Once again, the Church has decided to elevate its own policies on sex to the forefront of national politics, and at a time when the entire social service sector of the economy faces dramatic change. The conservatives have seized on sex as a powerful political lever in the health care debate scheduled to go to the Senate floor next week. Now it may also become a device to influence local policy, under threat of undermining desperately needed social services in the midst of a recession.

Here is part is the Washington Post’s report:

The Catholic Archdiocese of Washington said Wednesday that it will be unable to continue the social service programs it runs for the District if the city doesn’t change a proposed same-sex marriage law, a threat that could affect tens of thousands of people the church helps with adoption, homelessness and health care.

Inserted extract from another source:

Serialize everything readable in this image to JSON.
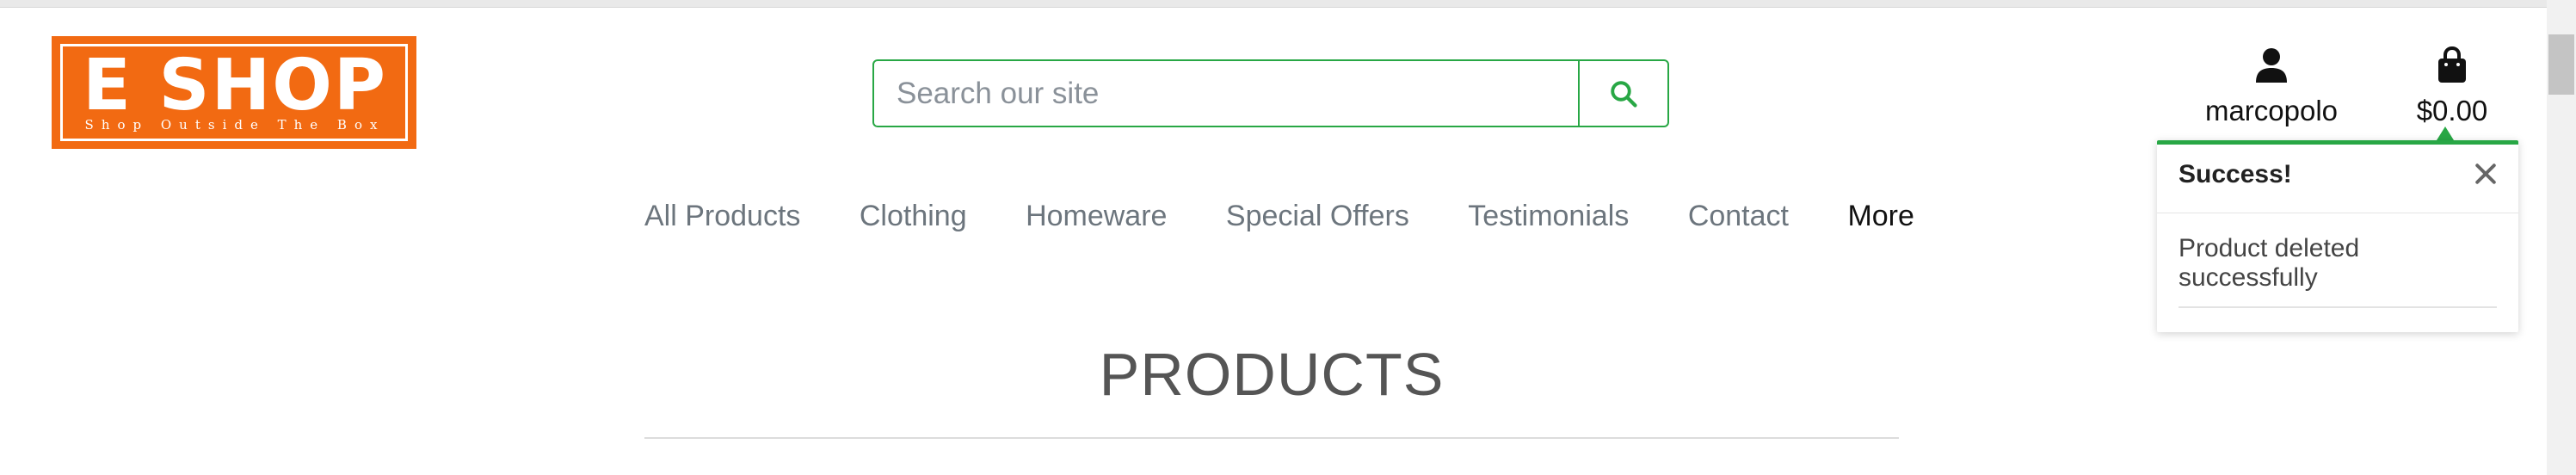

Under the bill, headed for a D.C. Council vote next month, religious organizations would not be required to perform or make space available for same-sex weddings. But they would have to obey city laws prohibiting discrimination against gay men and lesbians.

Fearful that they could be forced, among other things, to extend employee benefits to same-sex married couples, church officials said they would have no choice but to abandon their contracts with the city.

“If the city requires this, we can’t do it,” Susan Gibbs, spokeswoman for the archdiocese, said Wednesday. “The city is saying in order to provide social services, you need to be secular. For us, that’s really a problem.”

Several D.C. Council members said the Catholic Church is trying to erode the city’s long-standing laws protecting gay men and lesbians from discrimination. The clash escalates the dispute over the same-sex marriage proposal between the council and the archdiocese, which has generally stayed out of city politics.

On the one hand, you could say that the Church is simply standing up for its beliefs, which hold both abortion and same-sex marriage as unacceptable. But by choosing these means to advance their beliefs, the Church hierarchy has placed its mission to control sexuality and reproduction before its mission to help the sick and the needy. In doing so, they are serving the agenda of hard-line conservatives, and setting themselves apart from rank-and-file Catholics, who strongly support both health care and charitable work for the poor, and have far more nuanced views on same-sex marriage and reproductive choice than the Church fathers do.

In fact, the current predicament has its roots in decades of conservative policymaking. It began in the 1980s, when Ronald Reagan shuttered psychiatric hospitals, dumping thousands of mentally ill people onto the streets, where they were joined by ranks of the poor abandoned by the shrinking social safety net. Reagan’s solution was to tell faith-based charities to take care of them. This, of course, gave these charities the opportunity to impose their religious beliefs on the needy. Yet even in this environment, churches have seldom made threats such as this one, which could harm thousands of the District’s most destitute people. As the Post lays it out:

Catholic Charities, the church’s social services arm, is one of dozens of nonprofit organizations that partner with the District. It serves 68,000 people in the city, including the one-third of Washington’s homeless people who go to city-owned shelters managed by the church. City leaders said the church is not the dominant provider of any particular social service, but the church pointed out that it supplements funding for city programs with $10 million from its own coffers….

Since the 1980s, the homeless have been a commonplace fixture in Dickensian Washington. They beg from downtown street corners as the lawyers, politicians, and lobbyists brush past. Their presence in the capital brings shame on the nation as it is–but if the Church makes good on its threat, they may be worse off still. And over what? 

“Lets say an individual caterer is a staunch Christian and someone wants him to do a cake with two grooms on top,” said council member Yvette M. Alexander (D-Ward 6), the sponsor of the amendment. “Why can’t they say, based on their religious beliefs, ‘I can’t do something like that’?”